YOUR TASK | All lines in the data bearing the string "Weight" should be identified and copied.
━━━━━━━━━━━━━━━━━━━━━━━━━━━━━━
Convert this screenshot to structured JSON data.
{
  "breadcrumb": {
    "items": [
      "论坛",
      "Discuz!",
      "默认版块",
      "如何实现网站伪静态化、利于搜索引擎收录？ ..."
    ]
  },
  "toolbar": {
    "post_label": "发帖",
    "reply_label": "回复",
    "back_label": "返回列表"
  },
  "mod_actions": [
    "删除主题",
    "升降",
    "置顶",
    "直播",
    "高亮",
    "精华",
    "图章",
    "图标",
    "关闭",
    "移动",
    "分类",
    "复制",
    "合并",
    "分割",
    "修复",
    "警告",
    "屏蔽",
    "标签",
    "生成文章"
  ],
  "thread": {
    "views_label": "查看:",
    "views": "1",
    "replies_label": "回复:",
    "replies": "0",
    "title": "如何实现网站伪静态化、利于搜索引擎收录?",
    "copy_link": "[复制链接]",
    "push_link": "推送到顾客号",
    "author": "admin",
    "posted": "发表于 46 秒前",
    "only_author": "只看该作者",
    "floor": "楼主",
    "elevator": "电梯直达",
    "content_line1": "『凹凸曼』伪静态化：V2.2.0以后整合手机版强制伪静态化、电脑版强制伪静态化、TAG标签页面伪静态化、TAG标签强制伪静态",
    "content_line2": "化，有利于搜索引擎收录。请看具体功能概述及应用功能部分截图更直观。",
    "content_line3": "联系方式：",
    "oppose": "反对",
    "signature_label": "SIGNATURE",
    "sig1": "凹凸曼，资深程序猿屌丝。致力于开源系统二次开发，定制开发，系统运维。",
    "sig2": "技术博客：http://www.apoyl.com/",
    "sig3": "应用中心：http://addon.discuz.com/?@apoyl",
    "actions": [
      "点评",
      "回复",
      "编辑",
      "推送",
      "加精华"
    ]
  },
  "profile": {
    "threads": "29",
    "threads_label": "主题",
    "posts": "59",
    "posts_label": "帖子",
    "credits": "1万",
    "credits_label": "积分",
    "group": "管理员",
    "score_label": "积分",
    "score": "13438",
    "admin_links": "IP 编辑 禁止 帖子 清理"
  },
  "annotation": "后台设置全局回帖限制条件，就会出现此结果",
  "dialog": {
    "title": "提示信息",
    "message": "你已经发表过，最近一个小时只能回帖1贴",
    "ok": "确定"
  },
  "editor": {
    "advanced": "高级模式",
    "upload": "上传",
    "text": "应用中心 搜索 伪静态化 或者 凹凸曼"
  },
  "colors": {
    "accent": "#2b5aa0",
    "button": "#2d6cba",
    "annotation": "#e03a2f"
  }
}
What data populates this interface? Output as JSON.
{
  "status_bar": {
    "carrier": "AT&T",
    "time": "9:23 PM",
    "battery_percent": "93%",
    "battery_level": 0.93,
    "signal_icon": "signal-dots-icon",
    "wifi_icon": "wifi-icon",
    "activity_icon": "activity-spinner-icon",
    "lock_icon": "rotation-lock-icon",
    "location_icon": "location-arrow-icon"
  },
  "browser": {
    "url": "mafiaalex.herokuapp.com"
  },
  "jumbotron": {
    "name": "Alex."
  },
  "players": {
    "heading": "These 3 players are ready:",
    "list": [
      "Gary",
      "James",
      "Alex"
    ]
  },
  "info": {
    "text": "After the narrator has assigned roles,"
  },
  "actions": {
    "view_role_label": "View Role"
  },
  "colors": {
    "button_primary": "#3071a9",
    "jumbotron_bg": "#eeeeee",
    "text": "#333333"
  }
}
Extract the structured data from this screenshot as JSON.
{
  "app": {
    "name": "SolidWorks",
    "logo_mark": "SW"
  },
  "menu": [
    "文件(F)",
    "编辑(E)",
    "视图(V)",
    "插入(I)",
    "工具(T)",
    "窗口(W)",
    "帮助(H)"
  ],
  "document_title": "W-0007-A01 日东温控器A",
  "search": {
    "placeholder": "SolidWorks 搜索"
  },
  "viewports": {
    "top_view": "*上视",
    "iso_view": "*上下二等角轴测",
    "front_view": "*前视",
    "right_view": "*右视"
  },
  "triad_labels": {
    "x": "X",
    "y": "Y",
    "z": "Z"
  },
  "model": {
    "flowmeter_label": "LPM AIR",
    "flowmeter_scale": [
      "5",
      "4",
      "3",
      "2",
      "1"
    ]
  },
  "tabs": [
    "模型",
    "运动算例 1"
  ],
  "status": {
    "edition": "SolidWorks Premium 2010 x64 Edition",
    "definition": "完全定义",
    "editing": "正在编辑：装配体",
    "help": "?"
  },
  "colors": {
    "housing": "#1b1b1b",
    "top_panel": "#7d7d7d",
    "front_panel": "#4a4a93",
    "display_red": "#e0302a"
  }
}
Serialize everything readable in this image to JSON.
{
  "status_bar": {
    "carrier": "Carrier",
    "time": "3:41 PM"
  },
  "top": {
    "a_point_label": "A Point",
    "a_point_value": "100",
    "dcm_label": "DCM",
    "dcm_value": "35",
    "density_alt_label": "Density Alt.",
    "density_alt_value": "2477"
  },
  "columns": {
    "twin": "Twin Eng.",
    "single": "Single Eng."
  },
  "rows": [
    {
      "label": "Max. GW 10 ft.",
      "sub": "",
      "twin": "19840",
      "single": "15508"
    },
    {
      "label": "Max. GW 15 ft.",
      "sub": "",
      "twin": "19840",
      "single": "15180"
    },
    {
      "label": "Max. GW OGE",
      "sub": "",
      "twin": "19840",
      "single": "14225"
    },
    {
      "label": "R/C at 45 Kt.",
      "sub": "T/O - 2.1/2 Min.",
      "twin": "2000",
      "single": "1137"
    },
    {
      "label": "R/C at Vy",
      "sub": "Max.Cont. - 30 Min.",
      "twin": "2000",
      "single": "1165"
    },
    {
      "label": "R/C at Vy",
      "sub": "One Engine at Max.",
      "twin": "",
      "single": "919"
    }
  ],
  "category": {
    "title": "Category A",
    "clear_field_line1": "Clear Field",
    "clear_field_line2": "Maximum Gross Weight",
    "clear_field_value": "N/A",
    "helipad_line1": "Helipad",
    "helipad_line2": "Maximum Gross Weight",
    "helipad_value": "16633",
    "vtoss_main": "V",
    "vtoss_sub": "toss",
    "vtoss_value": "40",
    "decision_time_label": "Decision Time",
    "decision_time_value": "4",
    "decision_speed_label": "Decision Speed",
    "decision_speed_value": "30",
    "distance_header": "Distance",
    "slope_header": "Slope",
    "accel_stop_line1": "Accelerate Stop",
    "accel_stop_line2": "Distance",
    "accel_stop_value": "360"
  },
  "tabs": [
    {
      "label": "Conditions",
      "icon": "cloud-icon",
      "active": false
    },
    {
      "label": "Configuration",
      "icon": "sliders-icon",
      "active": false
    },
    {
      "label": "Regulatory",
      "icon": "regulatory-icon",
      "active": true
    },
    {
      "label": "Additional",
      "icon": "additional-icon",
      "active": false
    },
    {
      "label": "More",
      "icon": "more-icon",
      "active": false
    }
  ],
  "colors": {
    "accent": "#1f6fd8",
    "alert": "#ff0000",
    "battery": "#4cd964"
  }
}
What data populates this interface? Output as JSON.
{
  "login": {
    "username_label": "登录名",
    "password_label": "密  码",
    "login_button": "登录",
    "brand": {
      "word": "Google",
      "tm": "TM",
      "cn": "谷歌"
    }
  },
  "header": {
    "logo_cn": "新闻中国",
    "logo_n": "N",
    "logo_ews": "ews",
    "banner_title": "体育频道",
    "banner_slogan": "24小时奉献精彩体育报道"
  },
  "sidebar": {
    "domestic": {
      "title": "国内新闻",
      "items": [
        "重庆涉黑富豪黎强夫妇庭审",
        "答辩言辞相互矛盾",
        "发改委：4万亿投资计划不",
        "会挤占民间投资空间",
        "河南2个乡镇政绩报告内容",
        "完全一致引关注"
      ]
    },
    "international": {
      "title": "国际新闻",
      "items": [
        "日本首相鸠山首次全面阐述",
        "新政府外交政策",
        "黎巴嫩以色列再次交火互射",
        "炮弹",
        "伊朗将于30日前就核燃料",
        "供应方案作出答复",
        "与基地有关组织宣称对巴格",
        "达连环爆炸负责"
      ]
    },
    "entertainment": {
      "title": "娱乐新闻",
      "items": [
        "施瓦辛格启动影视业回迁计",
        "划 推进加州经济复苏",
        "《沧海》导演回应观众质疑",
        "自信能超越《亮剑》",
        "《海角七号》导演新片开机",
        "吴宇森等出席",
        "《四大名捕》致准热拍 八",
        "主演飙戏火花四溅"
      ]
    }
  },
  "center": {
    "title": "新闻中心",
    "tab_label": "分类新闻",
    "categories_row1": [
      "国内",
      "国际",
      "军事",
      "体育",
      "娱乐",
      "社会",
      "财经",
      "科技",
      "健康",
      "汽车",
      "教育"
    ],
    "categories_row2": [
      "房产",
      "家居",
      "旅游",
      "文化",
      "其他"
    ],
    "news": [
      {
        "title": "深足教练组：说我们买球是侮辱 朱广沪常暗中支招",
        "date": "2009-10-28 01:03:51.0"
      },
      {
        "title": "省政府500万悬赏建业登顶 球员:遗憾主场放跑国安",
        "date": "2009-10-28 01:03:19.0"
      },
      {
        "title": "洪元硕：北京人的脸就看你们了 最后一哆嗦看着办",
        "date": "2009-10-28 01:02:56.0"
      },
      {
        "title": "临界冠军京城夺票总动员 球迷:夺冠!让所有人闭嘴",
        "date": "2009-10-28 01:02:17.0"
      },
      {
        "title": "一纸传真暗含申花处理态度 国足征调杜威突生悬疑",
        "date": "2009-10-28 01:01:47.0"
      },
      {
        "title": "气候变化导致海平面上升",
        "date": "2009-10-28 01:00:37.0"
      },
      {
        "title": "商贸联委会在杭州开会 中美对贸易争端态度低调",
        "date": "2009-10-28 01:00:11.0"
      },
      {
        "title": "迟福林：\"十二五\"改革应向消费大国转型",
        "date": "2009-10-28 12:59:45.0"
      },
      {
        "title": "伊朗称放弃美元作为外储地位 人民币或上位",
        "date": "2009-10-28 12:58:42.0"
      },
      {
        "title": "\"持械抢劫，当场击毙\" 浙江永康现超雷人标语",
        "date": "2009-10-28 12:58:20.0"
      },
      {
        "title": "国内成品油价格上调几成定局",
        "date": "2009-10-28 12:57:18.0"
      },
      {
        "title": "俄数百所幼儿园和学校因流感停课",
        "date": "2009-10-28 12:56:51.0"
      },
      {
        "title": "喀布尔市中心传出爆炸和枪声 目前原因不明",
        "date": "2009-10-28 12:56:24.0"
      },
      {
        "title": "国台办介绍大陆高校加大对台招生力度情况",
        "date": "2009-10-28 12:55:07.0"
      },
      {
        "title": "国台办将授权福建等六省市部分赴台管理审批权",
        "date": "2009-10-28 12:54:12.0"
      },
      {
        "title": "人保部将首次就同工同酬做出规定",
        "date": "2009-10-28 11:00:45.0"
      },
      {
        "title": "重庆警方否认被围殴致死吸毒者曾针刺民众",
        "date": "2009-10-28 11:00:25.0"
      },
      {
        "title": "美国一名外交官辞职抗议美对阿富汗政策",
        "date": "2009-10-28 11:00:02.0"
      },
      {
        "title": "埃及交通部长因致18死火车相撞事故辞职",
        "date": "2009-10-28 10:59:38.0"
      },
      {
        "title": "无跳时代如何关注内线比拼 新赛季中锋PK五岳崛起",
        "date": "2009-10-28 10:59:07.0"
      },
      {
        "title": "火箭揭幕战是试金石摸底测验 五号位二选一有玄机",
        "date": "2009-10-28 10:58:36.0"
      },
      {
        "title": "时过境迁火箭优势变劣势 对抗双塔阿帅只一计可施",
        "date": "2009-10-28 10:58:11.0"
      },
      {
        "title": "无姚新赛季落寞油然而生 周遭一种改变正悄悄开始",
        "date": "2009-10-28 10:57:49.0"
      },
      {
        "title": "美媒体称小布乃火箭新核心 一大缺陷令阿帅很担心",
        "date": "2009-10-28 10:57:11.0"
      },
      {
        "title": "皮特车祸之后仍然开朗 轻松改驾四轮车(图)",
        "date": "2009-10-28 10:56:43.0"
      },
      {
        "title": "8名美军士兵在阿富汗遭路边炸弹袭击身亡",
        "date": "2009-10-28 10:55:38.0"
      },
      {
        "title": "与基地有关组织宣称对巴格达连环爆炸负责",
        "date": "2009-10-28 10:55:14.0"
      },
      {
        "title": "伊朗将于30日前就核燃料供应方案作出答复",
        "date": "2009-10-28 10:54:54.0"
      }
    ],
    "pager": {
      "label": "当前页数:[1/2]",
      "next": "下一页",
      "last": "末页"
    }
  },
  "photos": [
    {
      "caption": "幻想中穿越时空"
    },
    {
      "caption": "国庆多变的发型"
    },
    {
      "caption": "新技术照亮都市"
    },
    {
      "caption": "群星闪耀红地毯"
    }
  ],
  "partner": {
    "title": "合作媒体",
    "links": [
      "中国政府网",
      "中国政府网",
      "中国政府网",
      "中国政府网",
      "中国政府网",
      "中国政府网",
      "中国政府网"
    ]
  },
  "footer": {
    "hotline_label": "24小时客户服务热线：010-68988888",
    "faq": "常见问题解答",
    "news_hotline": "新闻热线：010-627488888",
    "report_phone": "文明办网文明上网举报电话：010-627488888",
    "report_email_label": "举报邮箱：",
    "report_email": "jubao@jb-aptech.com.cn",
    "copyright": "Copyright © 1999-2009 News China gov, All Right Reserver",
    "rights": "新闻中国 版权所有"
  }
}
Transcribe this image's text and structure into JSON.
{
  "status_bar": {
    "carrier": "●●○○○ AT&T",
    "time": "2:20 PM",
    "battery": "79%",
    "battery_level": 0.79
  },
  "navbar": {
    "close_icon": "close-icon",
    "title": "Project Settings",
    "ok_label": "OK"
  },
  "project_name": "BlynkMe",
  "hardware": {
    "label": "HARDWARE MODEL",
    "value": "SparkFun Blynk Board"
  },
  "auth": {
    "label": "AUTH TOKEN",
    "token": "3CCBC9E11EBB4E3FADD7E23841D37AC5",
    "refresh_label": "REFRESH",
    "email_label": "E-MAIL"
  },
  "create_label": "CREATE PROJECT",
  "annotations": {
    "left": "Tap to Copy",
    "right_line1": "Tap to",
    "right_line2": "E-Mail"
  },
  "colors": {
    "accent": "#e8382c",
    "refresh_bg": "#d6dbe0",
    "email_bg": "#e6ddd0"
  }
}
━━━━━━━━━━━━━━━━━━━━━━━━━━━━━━
ANSWER SECTION |
    "clear_field_line2": "Maximum Gross Weight",
    "helipad_line2": "Maximum Gross Weight",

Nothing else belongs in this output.